Should a state be allowed to opt out of a federal immigration policy?
California moved a step closer to breaking away from a controversial federal immigration enforcement program yesterday.
Launched in 2008, Secure Communities uses fingerprint sharing to identify potential deportable immigrants held in local jails across the country. In a counter measure, California Assemblyman Tom Ammiano (D-San Francisco) introduced the TRUST Act, a bill that would give local governments the opportunity to opt out of the mandatory fingerprinting initiative. The state's Senate Public Safety Committee approved the bill 5-2 yesterday. It now heads to one more committee, before the bill would go to the Senate floor. If it passes there, it would then require a “concurrence” vote in the Assembly, which passed the original bill.
Critics of Secure Communities say it creates more work for local law enforcement agencies, while the Immigration and Customs Enforcement service maintain it’s necessary to protect the public.
Should California be allowed to break away from a federal government mandate designed secure U.S. borders? Are you concerned that Secure Communities could target the wrong people?
Chris Newman, Legal Director, National Day Laborer Organizing Network
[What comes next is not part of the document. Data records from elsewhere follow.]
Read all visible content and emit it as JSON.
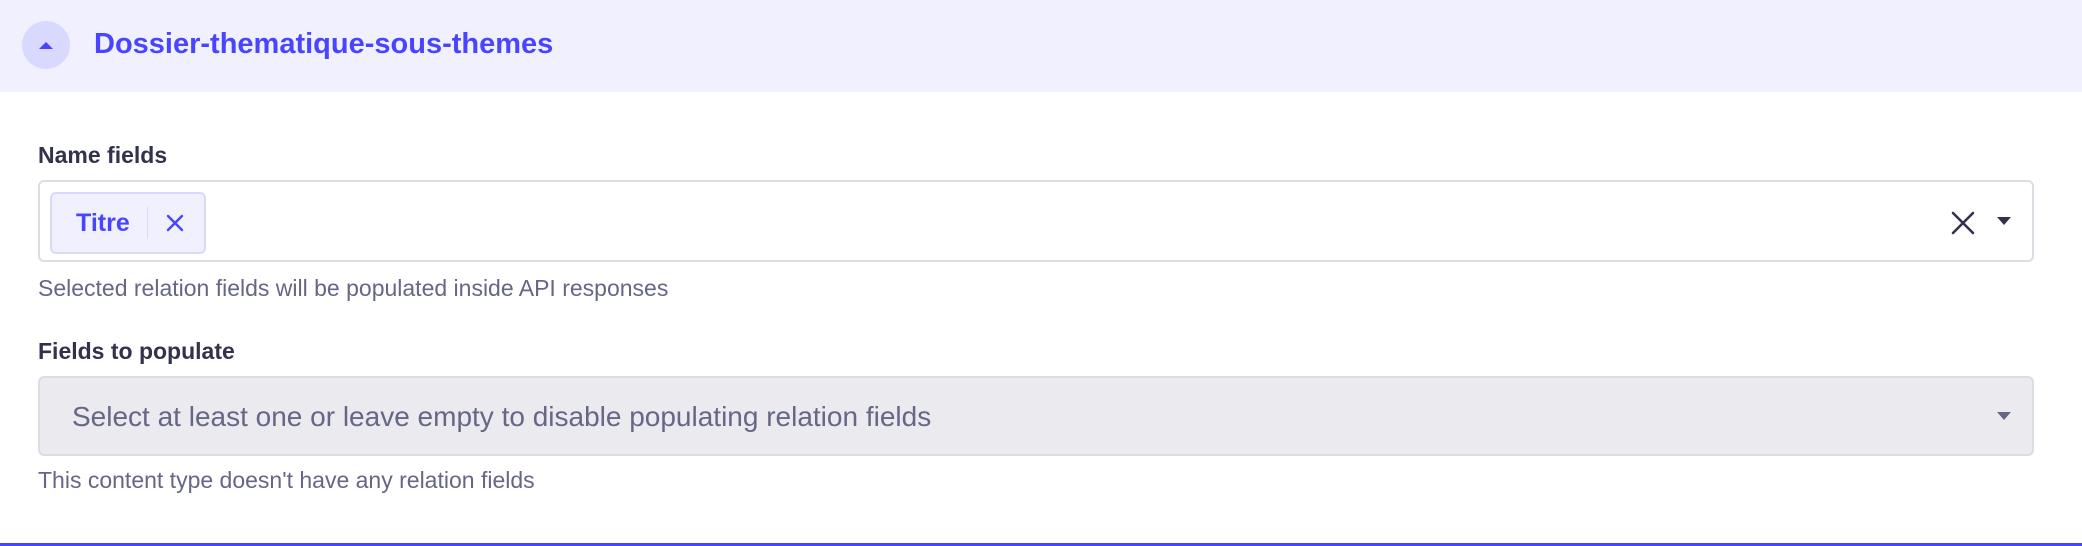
{
  "accordion": {
    "title": "Dossier-thematique-sous-themes",
    "toggle_icon": "chevron-up-icon",
    "accent_color": "#4945ff",
    "header_bg": "#f0f0ff"
  },
  "name_fields": {
    "label": "Name fields",
    "selected_tags": [
      {
        "label": "Titre",
        "remove_icon": "close-icon"
      }
    ],
    "clear_icon": "close-icon",
    "dropdown_icon": "caret-down-icon",
    "hint": "Selected relation fields will be populated inside API responses"
  },
  "fields_to_populate": {
    "label": "Fields to populate",
    "placeholder": "Select at least one or leave empty to disable populating relation fields",
    "dropdown_icon": "caret-down-icon",
    "disabled": true,
    "hint": "This content type doesn't have any relation fields"
  }
}
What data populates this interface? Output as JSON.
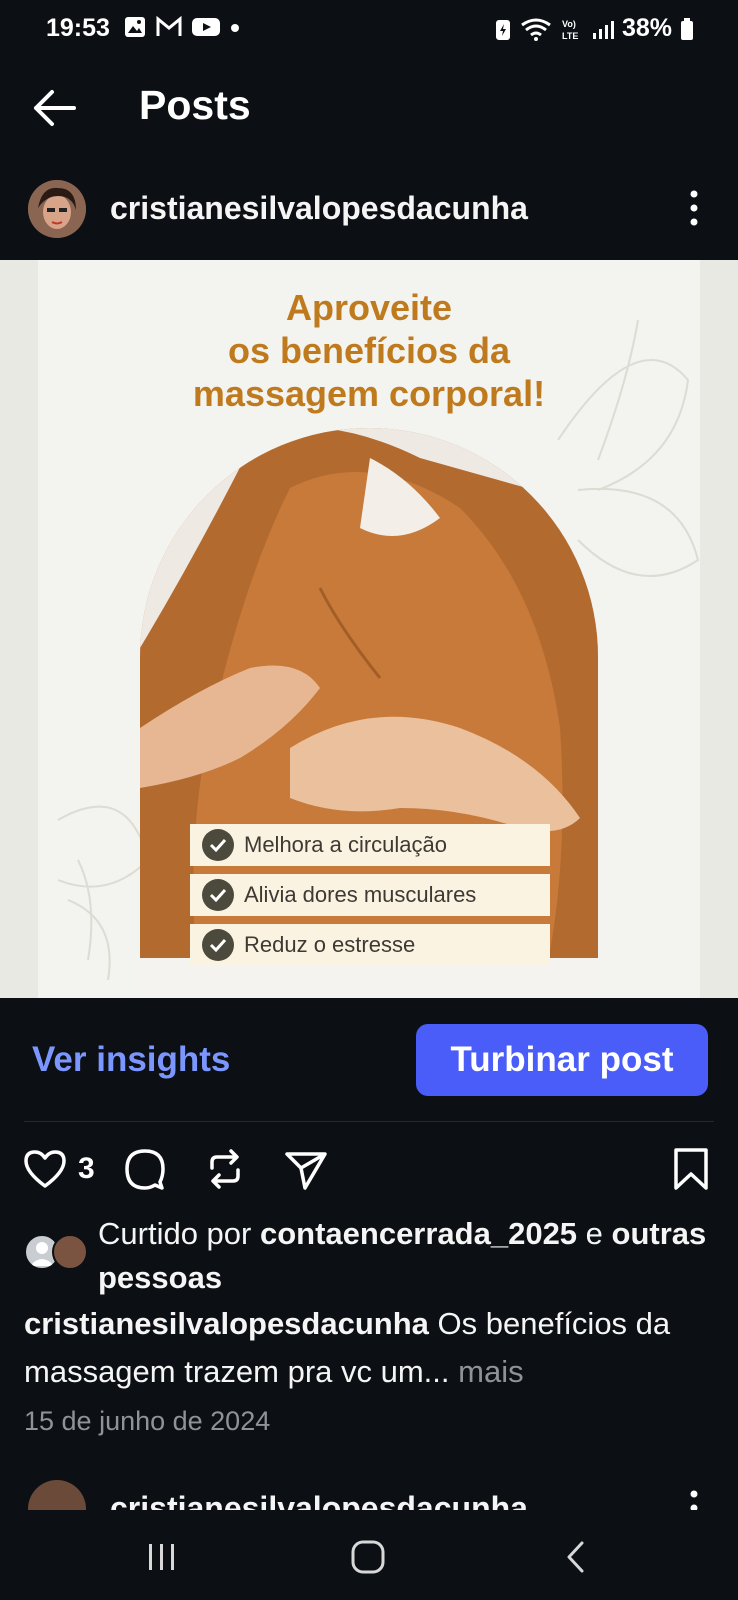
{
  "status_bar": {
    "time": "19:53",
    "battery": "38%",
    "icons": [
      "image-icon",
      "gmail-icon",
      "youtube-icon",
      "dot-icon",
      "battery-saver-icon",
      "wifi-icon",
      "volte-icon",
      "signal-icon",
      "battery-icon"
    ]
  },
  "header": {
    "title": "Posts",
    "back_icon": "arrow-left-icon"
  },
  "post": {
    "username": "cristianesilvalopesdacunha",
    "more_icon": "more-vertical-icon",
    "image": {
      "headline_lines": [
        "Aproveite",
        "os benefícios da",
        "massagem corporal!"
      ],
      "benefits": [
        "Melhora a circulação",
        "Alivia dores musculares",
        "Reduz o estresse"
      ],
      "accent_color": "#c07a1e"
    },
    "insights_label": "Ver insights",
    "boost_label": "Turbinar post",
    "like_count": "3",
    "liked_by_prefix": "Curtido por ",
    "liked_by_user": "contaencerrada_2025",
    "liked_by_connector": " e ",
    "liked_by_others": "outras pessoas",
    "caption_user": "cristianesilvalopesdacunha",
    "caption_text": " Os benefícios da massagem trazem pra vc um... ",
    "caption_more": "mais",
    "date": "15 de junho de 2024"
  },
  "next_post": {
    "username": "cristianesilvalopesdacunha"
  },
  "colors": {
    "background": "#0c1014",
    "primary_button": "#4a5df9",
    "link": "#7b97ff"
  }
}
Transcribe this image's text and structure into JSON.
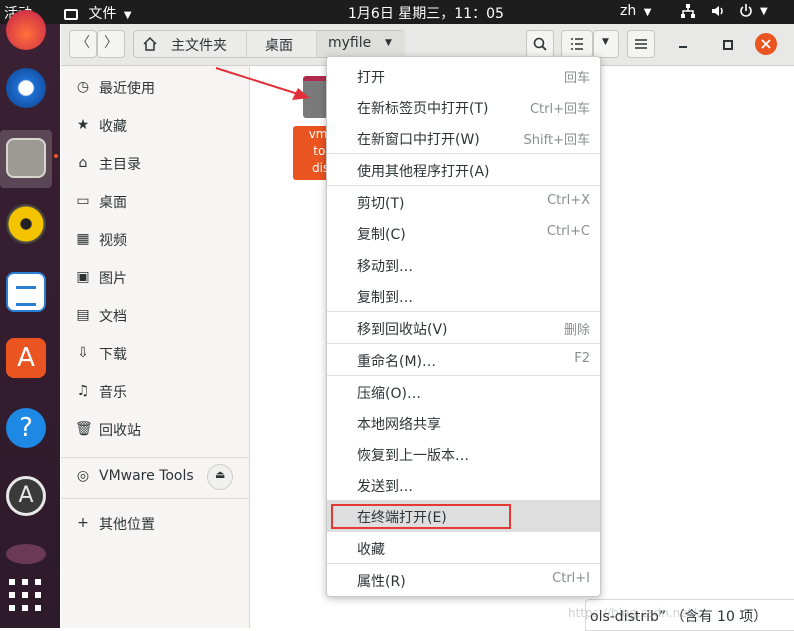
{
  "topbar": {
    "activities": "活动",
    "app_menu": "文件",
    "clock": "1月6日 星期三，11：05",
    "lang": "zh"
  },
  "headerbar": {
    "path": [
      "主文件夹",
      "桌面",
      "myfile"
    ]
  },
  "sidebar": {
    "items": [
      {
        "icon": "recent-icon",
        "label": "最近使用"
      },
      {
        "icon": "star-icon",
        "label": "收藏"
      },
      {
        "icon": "home-icon",
        "label": "主目录"
      },
      {
        "icon": "desktop-icon",
        "label": "桌面"
      },
      {
        "icon": "video-icon",
        "label": "视频"
      },
      {
        "icon": "picture-icon",
        "label": "图片"
      },
      {
        "icon": "document-icon",
        "label": "文档"
      },
      {
        "icon": "download-icon",
        "label": "下载"
      },
      {
        "icon": "music-icon",
        "label": "音乐"
      },
      {
        "icon": "trash-icon",
        "label": "回收站"
      }
    ],
    "device": "VMware Tools",
    "other": "其他位置"
  },
  "file": {
    "label_lines": [
      "vmw",
      "too",
      "dist"
    ]
  },
  "status": {
    "text": "ols-distrib” （含有 10 项）",
    "watermark": "https://blog.csdn.net/..."
  },
  "menu": {
    "items": [
      {
        "label": "打开",
        "shortcut": "回车"
      },
      {
        "label": "在新标签页中打开(T)",
        "shortcut": "Ctrl+回车"
      },
      {
        "label": "在新窗口中打开(W)",
        "shortcut": "Shift+回车"
      },
      {
        "label": "使用其他程序打开(A)",
        "shortcut": ""
      },
      {
        "label": "剪切(T)",
        "shortcut": "Ctrl+X"
      },
      {
        "label": "复制(C)",
        "shortcut": "Ctrl+C"
      },
      {
        "label": "移动到…",
        "shortcut": ""
      },
      {
        "label": "复制到…",
        "shortcut": ""
      },
      {
        "label": "移到回收站(V)",
        "shortcut": "删除"
      },
      {
        "label": "重命名(M)…",
        "shortcut": "F2"
      },
      {
        "label": "压缩(O)…",
        "shortcut": ""
      },
      {
        "label": "本地网络共享",
        "shortcut": ""
      },
      {
        "label": "恢复到上一版本…",
        "shortcut": ""
      },
      {
        "label": "发送到…",
        "shortcut": ""
      },
      {
        "label": "在终端打开(E)",
        "shortcut": ""
      },
      {
        "label": "收藏",
        "shortcut": ""
      },
      {
        "label": "属性(R)",
        "shortcut": "Ctrl+I"
      }
    ]
  },
  "colors": {
    "accent_orange": "#e95420",
    "highlight_red": "#e53935",
    "arrow_red": "#e0303a"
  }
}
Jessica Vaughan, Director of Policy Studies, Center for Immigration Studies